### EXERCISE AIM
Every line of the material below in which "List" shows up is to be located and copied.
*** DATA SHOWN ***
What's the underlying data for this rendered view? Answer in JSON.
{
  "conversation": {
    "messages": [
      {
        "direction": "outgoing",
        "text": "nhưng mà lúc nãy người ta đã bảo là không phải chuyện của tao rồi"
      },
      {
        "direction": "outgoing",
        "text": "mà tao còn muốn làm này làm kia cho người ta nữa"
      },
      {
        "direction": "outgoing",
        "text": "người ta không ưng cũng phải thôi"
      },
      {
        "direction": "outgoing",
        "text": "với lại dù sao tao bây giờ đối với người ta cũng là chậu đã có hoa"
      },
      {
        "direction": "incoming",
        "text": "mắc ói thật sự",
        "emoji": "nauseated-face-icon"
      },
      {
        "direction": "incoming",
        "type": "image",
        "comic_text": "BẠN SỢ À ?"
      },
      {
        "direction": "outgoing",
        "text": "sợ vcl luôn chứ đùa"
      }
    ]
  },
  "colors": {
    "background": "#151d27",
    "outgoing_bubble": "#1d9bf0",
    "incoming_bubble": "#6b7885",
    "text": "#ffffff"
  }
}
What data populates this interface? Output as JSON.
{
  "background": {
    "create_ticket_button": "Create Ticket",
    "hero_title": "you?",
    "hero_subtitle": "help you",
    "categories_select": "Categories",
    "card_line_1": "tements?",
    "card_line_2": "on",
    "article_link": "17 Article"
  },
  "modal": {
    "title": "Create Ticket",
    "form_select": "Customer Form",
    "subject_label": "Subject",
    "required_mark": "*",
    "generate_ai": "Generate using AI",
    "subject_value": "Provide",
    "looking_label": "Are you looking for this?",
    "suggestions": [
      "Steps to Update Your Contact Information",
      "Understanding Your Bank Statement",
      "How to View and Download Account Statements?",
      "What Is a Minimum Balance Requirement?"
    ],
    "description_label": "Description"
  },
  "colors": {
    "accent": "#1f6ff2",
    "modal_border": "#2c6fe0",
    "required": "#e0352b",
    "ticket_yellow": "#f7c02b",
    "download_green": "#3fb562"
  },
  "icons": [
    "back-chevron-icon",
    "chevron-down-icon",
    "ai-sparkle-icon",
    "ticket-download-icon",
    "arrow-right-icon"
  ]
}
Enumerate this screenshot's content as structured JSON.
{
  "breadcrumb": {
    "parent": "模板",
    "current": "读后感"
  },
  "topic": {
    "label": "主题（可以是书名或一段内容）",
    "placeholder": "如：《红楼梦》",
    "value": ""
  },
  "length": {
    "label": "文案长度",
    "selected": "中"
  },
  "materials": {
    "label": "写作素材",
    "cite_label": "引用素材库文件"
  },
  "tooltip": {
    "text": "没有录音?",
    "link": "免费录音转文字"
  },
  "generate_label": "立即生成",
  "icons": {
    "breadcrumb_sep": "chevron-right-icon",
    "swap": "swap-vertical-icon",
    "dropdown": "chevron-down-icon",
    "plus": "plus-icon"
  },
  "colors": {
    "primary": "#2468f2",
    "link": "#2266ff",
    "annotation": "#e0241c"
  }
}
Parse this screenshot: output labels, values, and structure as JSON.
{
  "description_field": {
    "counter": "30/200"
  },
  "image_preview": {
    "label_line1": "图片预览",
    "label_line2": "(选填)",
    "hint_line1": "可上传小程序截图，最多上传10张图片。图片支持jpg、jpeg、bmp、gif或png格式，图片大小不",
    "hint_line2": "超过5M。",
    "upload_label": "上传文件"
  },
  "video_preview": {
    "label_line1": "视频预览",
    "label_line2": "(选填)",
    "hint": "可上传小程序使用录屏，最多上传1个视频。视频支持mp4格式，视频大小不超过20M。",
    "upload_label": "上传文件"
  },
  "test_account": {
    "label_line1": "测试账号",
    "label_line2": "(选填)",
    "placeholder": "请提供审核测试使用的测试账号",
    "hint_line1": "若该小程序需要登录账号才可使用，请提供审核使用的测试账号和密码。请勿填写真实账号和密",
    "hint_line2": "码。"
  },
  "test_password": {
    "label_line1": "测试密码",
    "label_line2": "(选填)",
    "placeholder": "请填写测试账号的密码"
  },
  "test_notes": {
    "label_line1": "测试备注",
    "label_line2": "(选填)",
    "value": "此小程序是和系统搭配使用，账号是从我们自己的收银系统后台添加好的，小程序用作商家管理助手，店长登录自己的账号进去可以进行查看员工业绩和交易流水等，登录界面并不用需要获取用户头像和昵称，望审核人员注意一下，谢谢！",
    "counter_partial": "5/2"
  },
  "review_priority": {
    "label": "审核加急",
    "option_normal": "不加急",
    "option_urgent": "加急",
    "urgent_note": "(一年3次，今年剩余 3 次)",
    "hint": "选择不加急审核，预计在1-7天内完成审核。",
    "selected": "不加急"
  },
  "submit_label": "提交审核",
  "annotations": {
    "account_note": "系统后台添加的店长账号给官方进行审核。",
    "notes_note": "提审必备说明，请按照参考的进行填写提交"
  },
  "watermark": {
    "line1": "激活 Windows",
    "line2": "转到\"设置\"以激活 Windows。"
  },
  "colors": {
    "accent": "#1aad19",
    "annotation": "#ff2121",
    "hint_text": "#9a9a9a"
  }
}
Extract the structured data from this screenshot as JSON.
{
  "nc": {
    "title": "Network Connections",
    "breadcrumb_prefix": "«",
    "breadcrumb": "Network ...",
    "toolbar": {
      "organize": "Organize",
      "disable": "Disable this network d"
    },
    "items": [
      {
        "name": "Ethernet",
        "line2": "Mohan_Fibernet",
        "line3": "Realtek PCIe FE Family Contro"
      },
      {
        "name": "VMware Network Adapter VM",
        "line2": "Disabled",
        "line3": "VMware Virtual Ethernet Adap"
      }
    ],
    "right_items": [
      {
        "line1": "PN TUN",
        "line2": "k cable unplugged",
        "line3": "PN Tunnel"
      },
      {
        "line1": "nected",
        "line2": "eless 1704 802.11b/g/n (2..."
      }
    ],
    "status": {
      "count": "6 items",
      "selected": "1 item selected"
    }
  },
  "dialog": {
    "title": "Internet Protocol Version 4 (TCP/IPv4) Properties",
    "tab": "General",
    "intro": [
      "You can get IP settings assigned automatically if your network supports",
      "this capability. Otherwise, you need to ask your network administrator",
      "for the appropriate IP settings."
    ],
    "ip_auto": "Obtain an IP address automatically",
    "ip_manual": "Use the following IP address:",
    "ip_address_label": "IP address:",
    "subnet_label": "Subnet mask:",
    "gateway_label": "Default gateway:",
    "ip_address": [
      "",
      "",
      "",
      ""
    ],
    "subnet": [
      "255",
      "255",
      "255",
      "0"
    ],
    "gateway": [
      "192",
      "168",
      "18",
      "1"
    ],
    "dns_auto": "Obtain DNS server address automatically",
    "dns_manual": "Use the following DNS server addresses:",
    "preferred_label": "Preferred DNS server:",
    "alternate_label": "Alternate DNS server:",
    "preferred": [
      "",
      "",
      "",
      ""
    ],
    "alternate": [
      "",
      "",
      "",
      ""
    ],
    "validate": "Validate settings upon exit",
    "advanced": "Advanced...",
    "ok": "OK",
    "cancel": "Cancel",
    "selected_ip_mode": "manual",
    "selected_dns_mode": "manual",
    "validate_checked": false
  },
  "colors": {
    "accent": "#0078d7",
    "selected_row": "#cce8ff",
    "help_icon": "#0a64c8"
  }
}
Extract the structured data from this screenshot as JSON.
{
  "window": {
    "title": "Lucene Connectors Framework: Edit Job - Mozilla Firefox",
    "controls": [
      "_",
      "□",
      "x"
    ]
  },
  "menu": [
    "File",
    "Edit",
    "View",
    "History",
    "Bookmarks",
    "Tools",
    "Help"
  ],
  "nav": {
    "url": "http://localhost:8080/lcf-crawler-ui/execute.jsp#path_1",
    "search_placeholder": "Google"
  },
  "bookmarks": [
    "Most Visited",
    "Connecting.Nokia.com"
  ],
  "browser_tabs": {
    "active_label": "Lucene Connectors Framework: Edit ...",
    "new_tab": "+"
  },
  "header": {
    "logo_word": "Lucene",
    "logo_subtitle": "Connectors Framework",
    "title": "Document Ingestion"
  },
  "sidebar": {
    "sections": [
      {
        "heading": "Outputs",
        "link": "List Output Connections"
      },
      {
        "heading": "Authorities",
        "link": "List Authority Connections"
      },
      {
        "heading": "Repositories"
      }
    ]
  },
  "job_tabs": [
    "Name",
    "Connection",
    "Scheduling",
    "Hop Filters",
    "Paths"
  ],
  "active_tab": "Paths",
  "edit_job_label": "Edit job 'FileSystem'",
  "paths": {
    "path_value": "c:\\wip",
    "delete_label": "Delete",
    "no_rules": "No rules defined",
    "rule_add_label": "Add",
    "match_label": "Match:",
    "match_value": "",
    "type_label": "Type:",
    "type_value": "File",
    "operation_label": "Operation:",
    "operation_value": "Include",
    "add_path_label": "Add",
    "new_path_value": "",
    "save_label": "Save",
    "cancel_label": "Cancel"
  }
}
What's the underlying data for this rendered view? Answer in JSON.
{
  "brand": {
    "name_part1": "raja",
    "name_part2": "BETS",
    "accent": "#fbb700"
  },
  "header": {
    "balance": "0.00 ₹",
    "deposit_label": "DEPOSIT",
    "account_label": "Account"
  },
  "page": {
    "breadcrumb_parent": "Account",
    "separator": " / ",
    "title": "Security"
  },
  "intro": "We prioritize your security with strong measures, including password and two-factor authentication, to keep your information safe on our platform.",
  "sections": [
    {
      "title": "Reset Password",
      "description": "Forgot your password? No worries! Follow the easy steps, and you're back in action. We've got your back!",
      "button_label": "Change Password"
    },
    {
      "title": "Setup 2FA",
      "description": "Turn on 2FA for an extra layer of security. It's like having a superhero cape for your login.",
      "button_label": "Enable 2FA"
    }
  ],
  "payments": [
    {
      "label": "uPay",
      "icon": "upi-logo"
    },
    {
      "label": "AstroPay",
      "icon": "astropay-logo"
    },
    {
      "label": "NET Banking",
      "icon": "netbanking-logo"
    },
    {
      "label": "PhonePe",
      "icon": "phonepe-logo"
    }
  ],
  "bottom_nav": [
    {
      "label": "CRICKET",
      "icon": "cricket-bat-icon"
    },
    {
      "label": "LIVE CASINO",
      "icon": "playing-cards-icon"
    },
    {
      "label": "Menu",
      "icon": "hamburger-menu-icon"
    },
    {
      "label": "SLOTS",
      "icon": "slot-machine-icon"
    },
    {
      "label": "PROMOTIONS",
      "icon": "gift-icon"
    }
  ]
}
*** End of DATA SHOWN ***
### TASK SOLUTION
        "link": "List Output Connections"
        "link": "List Authority Connections"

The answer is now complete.